**ACTIVITY:** All of the data should be restated word for word.

**RECORDS FOR THIS TASK:**
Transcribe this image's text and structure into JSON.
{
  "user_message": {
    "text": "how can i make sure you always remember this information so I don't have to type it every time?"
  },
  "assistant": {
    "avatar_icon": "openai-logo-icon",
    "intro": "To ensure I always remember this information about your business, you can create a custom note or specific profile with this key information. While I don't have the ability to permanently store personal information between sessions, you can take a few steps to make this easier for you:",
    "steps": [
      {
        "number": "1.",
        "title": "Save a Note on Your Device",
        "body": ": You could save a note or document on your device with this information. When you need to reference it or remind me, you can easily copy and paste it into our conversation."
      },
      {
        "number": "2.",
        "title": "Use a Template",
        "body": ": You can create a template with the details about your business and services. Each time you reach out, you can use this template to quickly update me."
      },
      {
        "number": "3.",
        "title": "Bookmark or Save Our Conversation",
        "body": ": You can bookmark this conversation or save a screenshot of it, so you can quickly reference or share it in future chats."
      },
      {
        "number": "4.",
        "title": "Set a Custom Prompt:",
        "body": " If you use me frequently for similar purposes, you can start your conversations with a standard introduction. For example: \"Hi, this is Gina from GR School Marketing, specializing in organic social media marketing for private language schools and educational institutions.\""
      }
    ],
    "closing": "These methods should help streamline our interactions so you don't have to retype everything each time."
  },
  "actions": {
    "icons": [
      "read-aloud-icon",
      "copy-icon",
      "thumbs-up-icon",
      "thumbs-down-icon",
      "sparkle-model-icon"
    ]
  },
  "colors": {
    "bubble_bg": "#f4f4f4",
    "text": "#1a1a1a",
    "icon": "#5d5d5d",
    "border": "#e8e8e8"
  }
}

**YOUR SOLUTION:**
Transcribe this image's text and structure into JSON.
{
  "user_message": {
    "text": "how can i make sure you always remember this information so I don't have to type it every time?"
  },
  "assistant": {
    "avatar_icon": "openai-logo-icon",
    "intro": "To ensure I always remember this information about your business, you can create a custom note or specific profile with this key information. While I don't have the ability to permanently store personal information between sessions, you can take a few steps to make this easier for you:",
    "steps": [
      {
        "number": "1.",
        "title": "Save a Note on Your Device",
        "body": ": You could save a note or document on your device with this information. When you need to reference it or remind me, you can easily copy and paste it into our conversation."
      },
      {
        "number": "2.",
        "title": "Use a Template",
        "body": ": You can create a template with the details about your business and services. Each time you reach out, you can use this template to quickly update me."
      },
      {
        "number": "3.",
        "title": "Bookmark or Save Our Conversation",
        "body": ": You can bookmark this conversation or save a screenshot of it, so you can quickly reference or share it in future chats."
      },
      {
        "number": "4.",
        "title": "Set a Custom Prompt:",
        "body": " If you use me frequently for similar purposes, you can start your conversations with a standard introduction. For example: \"Hi, this is Gina from GR School Marketing, specializing in organic social media marketing for private language schools and educational institutions.\""
      }
    ],
    "closing": "These methods should help streamline our interactions so you don't have to retype everything each time."
  },
  "actions": {
    "icons": [
      "read-aloud-icon",
      "copy-icon",
      "thumbs-up-icon",
      "thumbs-down-icon",
      "sparkle-model-icon"
    ]
  },
  "colors": {
    "bubble_bg": "#f4f4f4",
    "text": "#1a1a1a",
    "icon": "#5d5d5d",
    "border": "#e8e8e8"
  }
}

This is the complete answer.